Make a tally of the lines in the records that include the string "name", and give only that number.

(The data begins)

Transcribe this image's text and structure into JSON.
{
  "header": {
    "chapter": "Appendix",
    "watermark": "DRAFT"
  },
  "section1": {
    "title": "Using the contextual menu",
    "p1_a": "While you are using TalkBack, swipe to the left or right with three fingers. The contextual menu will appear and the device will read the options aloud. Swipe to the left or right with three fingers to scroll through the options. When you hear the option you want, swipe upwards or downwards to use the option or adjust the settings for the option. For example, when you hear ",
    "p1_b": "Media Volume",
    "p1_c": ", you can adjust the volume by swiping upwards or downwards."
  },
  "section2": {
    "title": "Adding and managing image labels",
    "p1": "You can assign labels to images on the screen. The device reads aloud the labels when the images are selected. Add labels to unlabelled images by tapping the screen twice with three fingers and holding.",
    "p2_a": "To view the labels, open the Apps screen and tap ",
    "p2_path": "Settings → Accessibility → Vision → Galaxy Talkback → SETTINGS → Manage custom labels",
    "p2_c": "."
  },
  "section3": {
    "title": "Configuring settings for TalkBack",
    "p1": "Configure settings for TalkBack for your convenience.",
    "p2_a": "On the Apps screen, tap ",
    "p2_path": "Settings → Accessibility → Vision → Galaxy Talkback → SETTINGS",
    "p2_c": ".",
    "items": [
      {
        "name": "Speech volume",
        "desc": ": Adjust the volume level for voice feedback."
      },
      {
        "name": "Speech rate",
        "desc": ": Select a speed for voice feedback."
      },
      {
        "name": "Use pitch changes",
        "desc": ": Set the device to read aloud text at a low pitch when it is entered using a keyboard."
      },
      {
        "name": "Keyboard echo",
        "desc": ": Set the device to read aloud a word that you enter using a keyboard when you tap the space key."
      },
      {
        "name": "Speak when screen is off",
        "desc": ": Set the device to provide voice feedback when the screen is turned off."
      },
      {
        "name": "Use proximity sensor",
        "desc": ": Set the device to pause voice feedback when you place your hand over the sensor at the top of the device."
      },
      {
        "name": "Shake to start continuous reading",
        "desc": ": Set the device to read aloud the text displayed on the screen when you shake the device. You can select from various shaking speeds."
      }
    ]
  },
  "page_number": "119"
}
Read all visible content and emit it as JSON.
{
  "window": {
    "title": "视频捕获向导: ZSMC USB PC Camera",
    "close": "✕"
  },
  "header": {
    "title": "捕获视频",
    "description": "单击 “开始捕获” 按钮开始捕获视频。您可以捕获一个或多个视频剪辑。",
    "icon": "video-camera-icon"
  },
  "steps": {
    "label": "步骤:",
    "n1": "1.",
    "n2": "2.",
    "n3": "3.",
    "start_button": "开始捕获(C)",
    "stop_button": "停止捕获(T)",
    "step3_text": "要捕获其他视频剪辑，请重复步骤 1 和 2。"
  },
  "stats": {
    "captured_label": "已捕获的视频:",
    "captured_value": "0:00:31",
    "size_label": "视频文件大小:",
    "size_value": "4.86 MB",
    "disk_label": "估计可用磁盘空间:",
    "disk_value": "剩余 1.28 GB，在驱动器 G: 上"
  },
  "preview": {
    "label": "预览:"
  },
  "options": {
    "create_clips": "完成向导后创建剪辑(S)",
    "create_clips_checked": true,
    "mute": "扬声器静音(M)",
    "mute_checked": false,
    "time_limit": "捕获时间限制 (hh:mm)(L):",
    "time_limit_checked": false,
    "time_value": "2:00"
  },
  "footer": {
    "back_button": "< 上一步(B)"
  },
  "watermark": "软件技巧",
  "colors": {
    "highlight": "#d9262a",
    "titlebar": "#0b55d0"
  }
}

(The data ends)

*Result of the exercise*
7